Top of LISTED ENTRIES

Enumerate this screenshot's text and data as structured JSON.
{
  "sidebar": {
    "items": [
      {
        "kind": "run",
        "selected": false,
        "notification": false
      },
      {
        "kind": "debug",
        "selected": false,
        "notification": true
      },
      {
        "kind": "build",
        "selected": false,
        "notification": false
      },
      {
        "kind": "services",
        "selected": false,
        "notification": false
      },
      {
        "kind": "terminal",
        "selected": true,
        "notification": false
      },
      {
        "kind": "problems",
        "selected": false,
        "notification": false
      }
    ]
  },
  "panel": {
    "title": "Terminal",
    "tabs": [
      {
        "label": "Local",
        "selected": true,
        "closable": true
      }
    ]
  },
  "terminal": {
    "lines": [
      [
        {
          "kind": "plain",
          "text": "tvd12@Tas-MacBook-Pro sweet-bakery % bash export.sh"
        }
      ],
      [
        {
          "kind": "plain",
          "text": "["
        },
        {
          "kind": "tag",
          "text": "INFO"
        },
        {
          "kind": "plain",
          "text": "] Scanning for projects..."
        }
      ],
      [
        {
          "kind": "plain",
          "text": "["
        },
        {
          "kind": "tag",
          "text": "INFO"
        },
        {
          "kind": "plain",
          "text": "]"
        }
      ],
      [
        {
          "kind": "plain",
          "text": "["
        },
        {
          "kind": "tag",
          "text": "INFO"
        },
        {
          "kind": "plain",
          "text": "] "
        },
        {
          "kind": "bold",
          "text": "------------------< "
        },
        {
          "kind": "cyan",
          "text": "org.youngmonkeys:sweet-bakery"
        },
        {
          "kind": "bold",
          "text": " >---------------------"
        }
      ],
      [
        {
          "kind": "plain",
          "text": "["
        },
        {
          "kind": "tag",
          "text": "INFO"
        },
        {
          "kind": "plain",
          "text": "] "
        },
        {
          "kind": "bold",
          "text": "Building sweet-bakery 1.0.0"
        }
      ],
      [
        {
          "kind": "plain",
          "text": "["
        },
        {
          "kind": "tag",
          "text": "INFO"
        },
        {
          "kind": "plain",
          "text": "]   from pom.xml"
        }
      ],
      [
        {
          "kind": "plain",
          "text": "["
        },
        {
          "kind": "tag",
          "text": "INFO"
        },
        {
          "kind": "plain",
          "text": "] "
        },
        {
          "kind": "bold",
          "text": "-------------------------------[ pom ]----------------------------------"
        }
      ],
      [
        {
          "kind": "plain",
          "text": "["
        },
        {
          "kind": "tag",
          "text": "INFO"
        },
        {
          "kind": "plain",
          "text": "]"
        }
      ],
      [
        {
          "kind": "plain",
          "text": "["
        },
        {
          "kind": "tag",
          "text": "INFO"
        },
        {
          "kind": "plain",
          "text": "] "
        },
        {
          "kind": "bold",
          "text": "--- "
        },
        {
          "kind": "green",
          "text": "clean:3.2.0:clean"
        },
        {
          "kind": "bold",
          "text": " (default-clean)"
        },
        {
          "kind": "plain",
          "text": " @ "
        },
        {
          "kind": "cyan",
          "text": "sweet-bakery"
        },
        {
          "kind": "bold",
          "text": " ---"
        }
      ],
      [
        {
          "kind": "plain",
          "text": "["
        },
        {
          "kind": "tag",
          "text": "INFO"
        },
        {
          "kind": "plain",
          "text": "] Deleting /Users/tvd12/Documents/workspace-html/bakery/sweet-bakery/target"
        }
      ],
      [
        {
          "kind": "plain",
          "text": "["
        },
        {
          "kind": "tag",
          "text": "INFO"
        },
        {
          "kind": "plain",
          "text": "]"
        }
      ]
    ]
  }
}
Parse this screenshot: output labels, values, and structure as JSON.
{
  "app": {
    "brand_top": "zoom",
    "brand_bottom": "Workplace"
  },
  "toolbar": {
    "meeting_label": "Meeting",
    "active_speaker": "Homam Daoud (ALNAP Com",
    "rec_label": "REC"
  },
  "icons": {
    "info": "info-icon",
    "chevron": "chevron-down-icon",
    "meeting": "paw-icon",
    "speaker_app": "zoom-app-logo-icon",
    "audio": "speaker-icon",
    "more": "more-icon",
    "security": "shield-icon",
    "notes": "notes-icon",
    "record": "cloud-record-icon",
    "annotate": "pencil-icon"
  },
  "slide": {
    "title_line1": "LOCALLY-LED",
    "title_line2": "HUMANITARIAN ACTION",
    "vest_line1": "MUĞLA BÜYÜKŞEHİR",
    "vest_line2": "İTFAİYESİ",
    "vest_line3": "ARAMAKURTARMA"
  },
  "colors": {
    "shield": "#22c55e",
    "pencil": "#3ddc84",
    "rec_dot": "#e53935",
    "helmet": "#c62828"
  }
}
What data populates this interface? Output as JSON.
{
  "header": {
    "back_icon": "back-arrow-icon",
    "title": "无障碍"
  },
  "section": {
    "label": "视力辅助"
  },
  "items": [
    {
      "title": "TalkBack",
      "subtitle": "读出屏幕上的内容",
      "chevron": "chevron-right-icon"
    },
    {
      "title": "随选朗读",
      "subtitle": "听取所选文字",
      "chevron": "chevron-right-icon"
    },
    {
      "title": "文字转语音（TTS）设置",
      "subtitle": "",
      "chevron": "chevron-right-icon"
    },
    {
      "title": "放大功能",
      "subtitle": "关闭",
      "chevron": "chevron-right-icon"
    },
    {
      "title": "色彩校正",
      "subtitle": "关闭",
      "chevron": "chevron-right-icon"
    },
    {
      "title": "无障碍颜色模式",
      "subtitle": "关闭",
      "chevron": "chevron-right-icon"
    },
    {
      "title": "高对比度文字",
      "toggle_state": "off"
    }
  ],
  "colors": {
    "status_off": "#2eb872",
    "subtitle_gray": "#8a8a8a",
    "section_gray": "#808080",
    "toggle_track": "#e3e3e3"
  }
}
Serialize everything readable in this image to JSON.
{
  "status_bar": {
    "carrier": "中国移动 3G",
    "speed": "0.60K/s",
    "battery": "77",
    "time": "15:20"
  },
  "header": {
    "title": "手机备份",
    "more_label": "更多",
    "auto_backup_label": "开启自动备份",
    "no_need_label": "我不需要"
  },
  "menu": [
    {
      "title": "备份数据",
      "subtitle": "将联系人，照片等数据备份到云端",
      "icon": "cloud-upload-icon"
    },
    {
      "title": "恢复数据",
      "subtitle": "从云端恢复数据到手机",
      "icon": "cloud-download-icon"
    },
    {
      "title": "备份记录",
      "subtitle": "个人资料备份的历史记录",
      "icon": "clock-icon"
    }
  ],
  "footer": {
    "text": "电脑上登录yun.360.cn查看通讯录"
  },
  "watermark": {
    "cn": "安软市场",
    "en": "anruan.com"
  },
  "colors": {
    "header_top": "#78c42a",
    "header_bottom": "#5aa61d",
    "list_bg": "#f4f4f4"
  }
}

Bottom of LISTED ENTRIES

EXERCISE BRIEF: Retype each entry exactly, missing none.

YOUR RESPONSE:
Enumerate this screenshot's text and data as structured JSON.
{
  "sidebar": {
    "items": [
      {
        "kind": "run",
        "selected": false,
        "notification": false
      },
      {
        "kind": "debug",
        "selected": false,
        "notification": true
      },
      {
        "kind": "build",
        "selected": false,
        "notification": false
      },
      {
        "kind": "services",
        "selected": false,
        "notification": false
      },
      {
        "kind": "terminal",
        "selected": true,
        "notification": false
      },
      {
        "kind": "problems",
        "selected": false,
        "notification": false
      }
    ]
  },
  "panel": {
    "title": "Terminal",
    "tabs": [
      {
        "label": "Local",
        "selected": true,
        "closable": true
      }
    ]
  },
  "terminal": {
    "lines": [
      [
        {
          "kind": "plain",
          "text": "tvd12@Tas-MacBook-Pro sweet-bakery % bash export.sh"
        }
      ],
      [
        {
          "kind": "plain",
          "text": "["
        },
        {
          "kind": "tag",
          "text": "INFO"
        },
        {
          "kind": "plain",
          "text": "] Scanning for projects..."
        }
      ],
      [
        {
          "kind": "plain",
          "text": "["
        },
        {
          "kind": "tag",
          "text": "INFO"
        },
        {
          "kind": "plain",
          "text": "]"
        }
      ],
      [
        {
          "kind": "plain",
          "text": "["
        },
        {
          "kind": "tag",
          "text": "INFO"
        },
        {
          "kind": "plain",
          "text": "] "
        },
        {
          "kind": "bold",
          "text": "------------------< "
        },
        {
          "kind": "cyan",
          "text": "org.youngmonkeys:sweet-bakery"
        },
        {
          "kind": "bold",
          "text": " >---------------------"
        }
      ],
      [
        {
          "kind": "plain",
          "text": "["
        },
        {
          "kind": "tag",
          "text": "INFO"
        },
        {
          "kind": "plain",
          "text": "] "
        },
        {
          "kind": "bold",
          "text": "Building sweet-bakery 1.0.0"
        }
      ],
      [
        {
          "kind": "plain",
          "text": "["
        },
        {
          "kind": "tag",
          "text": "INFO"
        },
        {
          "kind": "plain",
          "text": "]   from pom.xml"
        }
      ],
      [
        {
          "kind": "plain",
          "text": "["
        },
        {
          "kind": "tag",
          "text": "INFO"
        },
        {
          "kind": "plain",
          "text": "] "
        },
        {
          "kind": "bold",
          "text": "-------------------------------[ pom ]----------------------------------"
        }
      ],
      [
        {
          "kind": "plain",
          "text": "["
        },
        {
          "kind": "tag",
          "text": "INFO"
        },
        {
          "kind": "plain",
          "text": "]"
        }
      ],
      [
        {
          "kind": "plain",
          "text": "["
        },
        {
          "kind": "tag",
          "text": "INFO"
        },
        {
          "kind": "plain",
          "text": "] "
        },
        {
          "kind": "bold",
          "text": "--- "
        },
        {
          "kind": "green",
          "text": "clean:3.2.0:clean"
        },
        {
          "kind": "bold",
          "text": " (default-clean)"
        },
        {
          "kind": "plain",
          "text": " @ "
        },
        {
          "kind": "cyan",
          "text": "sweet-bakery"
        },
        {
          "kind": "bold",
          "text": " ---"
        }
      ],
      [
        {
          "kind": "plain",
          "text": "["
        },
        {
          "kind": "tag",
          "text": "INFO"
        },
        {
          "kind": "plain",
          "text": "] Deleting /Users/tvd12/Documents/workspace-html/bakery/sweet-bakery/target"
        }
      ],
      [
        {
          "kind": "plain",
          "text": "["
        },
        {
          "kind": "tag",
          "text": "INFO"
        },
        {
          "kind": "plain",
          "text": "]"
        }
      ]
    ]
  }
}
Parse this screenshot: output labels, values, and structure as JSON.
{
  "app": {
    "brand_top": "zoom",
    "brand_bottom": "Workplace"
  },
  "toolbar": {
    "meeting_label": "Meeting",
    "active_speaker": "Homam Daoud (ALNAP Com",
    "rec_label": "REC"
  },
  "icons": {
    "info": "info-icon",
    "chevron": "chevron-down-icon",
    "meeting": "paw-icon",
    "speaker_app": "zoom-app-logo-icon",
    "audio": "speaker-icon",
    "more": "more-icon",
    "security": "shield-icon",
    "notes": "notes-icon",
    "record": "cloud-record-icon",
    "annotate": "pencil-icon"
  },
  "slide": {
    "title_line1": "LOCALLY-LED",
    "title_line2": "HUMANITARIAN ACTION",
    "vest_line1": "MUĞLA BÜYÜKŞEHİR",
    "vest_line2": "İTFAİYESİ",
    "vest_line3": "ARAMAKURTARMA"
  },
  "colors": {
    "shield": "#22c55e",
    "pencil": "#3ddc84",
    "rec_dot": "#e53935",
    "helmet": "#c62828"
  }
}
What data populates this interface? Output as JSON.
{
  "header": {
    "back_icon": "back-arrow-icon",
    "title": "无障碍"
  },
  "section": {
    "label": "视力辅助"
  },
  "items": [
    {
      "title": "TalkBack",
      "subtitle": "读出屏幕上的内容",
      "chevron": "chevron-right-icon"
    },
    {
      "title": "随选朗读",
      "subtitle": "听取所选文字",
      "chevron": "chevron-right-icon"
    },
    {
      "title": "文字转语音（TTS）设置",
      "subtitle": "",
      "chevron": "chevron-right-icon"
    },
    {
      "title": "放大功能",
      "subtitle": "关闭",
      "chevron": "chevron-right-icon"
    },
    {
      "title": "色彩校正",
      "subtitle": "关闭",
      "chevron": "chevron-right-icon"
    },
    {
      "title": "无障碍颜色模式",
      "subtitle": "关闭",
      "chevron": "chevron-right-icon"
    },
    {
      "title": "高对比度文字",
      "toggle_state": "off"
    }
  ],
  "colors": {
    "status_off": "#2eb872",
    "subtitle_gray": "#8a8a8a",
    "section_gray": "#808080",
    "toggle_track": "#e3e3e3"
  }
}
Serialize everything readable in this image to JSON.
{
  "status_bar": {
    "carrier": "中国移动 3G",
    "speed": "0.60K/s",
    "battery": "77",
    "time": "15:20"
  },
  "header": {
    "title": "手机备份",
    "more_label": "更多",
    "auto_backup_label": "开启自动备份",
    "no_need_label": "我不需要"
  },
  "menu": [
    {
      "title": "备份数据",
      "subtitle": "将联系人，照片等数据备份到云端",
      "icon": "cloud-upload-icon"
    },
    {
      "title": "恢复数据",
      "subtitle": "从云端恢复数据到手机",
      "icon": "cloud-download-icon"
    },
    {
      "title": "备份记录",
      "subtitle": "个人资料备份的历史记录",
      "icon": "clock-icon"
    }
  ],
  "footer": {
    "text": "电脑上登录yun.360.cn查看通讯录"
  },
  "watermark": {
    "cn": "安软市场",
    "en": "anruan.com"
  },
  "colors": {
    "header_top": "#78c42a",
    "header_bottom": "#5aa61d",
    "list_bg": "#f4f4f4"
  }
}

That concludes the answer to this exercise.